Google+ has been all the rage recently as marketing blogs across the world try to hack their way into a negative understanding of Google’s latest blog post. As resident Google+ expert, I’m going to put my foot down and say, “Dead? Google+ isn’t dead!” Nor is it intending on dying anytime soon.
Google’s post this last Monday said,
When we launched Google+, we set out to help people discover, share and connect across Google like they do in real life. While we got certain things right, we made a few choices that, in hindsight, we’ve needed to rethink. So over the next few months, we’re going to be making some important changes.”
Sure, get terrified. Many people have. The truth of the matter is, this isn’t news at all.

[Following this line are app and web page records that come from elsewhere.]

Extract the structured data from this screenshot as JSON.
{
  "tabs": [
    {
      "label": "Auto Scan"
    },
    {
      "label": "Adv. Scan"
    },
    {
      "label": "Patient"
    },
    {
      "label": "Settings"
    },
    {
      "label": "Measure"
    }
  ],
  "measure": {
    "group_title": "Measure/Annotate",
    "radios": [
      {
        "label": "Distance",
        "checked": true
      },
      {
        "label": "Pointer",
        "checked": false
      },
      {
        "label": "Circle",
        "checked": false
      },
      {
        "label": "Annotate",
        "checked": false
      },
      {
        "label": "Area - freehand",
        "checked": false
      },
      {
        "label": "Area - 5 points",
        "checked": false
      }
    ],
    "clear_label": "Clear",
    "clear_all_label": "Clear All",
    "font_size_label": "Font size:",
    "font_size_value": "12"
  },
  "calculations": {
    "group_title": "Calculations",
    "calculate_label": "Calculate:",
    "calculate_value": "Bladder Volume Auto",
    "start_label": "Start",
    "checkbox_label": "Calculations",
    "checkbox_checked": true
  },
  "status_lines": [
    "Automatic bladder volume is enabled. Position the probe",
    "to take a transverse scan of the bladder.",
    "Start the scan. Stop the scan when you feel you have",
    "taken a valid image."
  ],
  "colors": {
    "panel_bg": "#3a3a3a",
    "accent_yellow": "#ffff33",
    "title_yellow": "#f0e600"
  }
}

Google goes on to explain how some of these changes will roll out. They talk about the discovery of their most engaging resources and how sharing new interests inspired them to create Google+ Collections. This new feature started in May. That doesn’t sound like a surrendering social network to me. However, Google doesn’t stop there.
The recent announcement also includes a pat on the back for their recent upgrade to Google+ Photos, which is now simply the Google Photos app. This update sparked the first major wave of recent assumptions when several bloggers announced this was the “end of times” for the social network. That simply isn’t the case.
Google+ Photos still exists as a link right there on your Google+ dashboard. Google+ photos link still allows you to keep your photos private or share them with a select number of people or particular Circles you’ve established on your profile. Google Photos app? That’s more of an upgrade than a complete change. After all, if you’ve been a fan of Google long enough you’ll remember this originally was branded as Picasa with a desktop app and its very own website.
The new photos app allows seamless mobile browsing and has warranted itself an upgrade to the photos.google.com subdomain. As part of this new upgrade, you can now search your photos even if you have never tagged them, updated them, or sorted them at all. Just by typing “lion” into my photos update, I am instantly reminded of a trip to Africa several years ago without ever having to scroll or ask myself, “What year was that?”
Google uses these two recent product updates to assure you that improvements are being made all around.
As for your Google+ profile, removing the “forced” sign in for all Google products it not new news. In September of last year, Google no longer required that you have a Google+ account to utilize any Google product. In fact, they never really did. Your YouTube account and your Gmail account came first. You logged in separately. Remember? It was a thing. Google+ married these products together for an easy single sign-on. Unfortunately, in creating that process, the mistake was made that every new account automatically created a new Google+ profile for you, whether you thought you had or not. As of last year, the auto-creation was fixed. However, you can still enjoy a single sign-on environment by logging in to your Gmail account and seamlessly visiting Drive, Google+, YouTube, Photos, and more.
The real news is this:
…a Google Account will be all you’ll need to share content, communicate with contacts, create a YouTube channel and more, all across Google.
When did that become the dawn of time? Calm down. Keep from panicking. This rebranding and marketing has been created to tell you, “It is all going to be ok.”
The branding of Google Accounts is also new. However, your Google Account is really just a new branded term for saying, “You’ve logged into your Gmail, now you can visit any Google product site you want without needing a new login or requiring Google+.” Yayyyy! That has been the case for 11 months now. The core of the announcement, I mean the part that is actually brand new is as follows:
- You can surf, share, and communicate on Google+ as your Gmail account identity and do not need to have your profile to show off personal posts
- For people that want to delete or create a Google+ account for use, the ability to manage your Google+ profiles will appear much easier (aka the deletion of your Google+ profile won’t, in turn, delete your Hangouts access or disconnect other connected accounts)
Google wants to be sure you know, YouTube will be the first product to make changes, and your Google Account is not searchable or followable, unlike your public Google+ profiles.
What does this mean?
This update means if you want to get rid of any public Google identity, it will be easier to do so.
Mostly what this means is that Google has taken their products to the next level and rather than announcing a new version, they brand each different area and announce exactly what you want to hear. These announcements are worded in reply to direct feedback.
All in all, it is a brilliant move for Google. Allowing everyone to feel free of their social media connection boosts an odd sense of morale with customers, yet I can almost guarantee that creating a simple, unified platform that allows you to be interactive on Google+ even without your profile will, in turn, mean more profiles for Google+.
Simplified: This is a new, branded effort to increase engagement on Google+.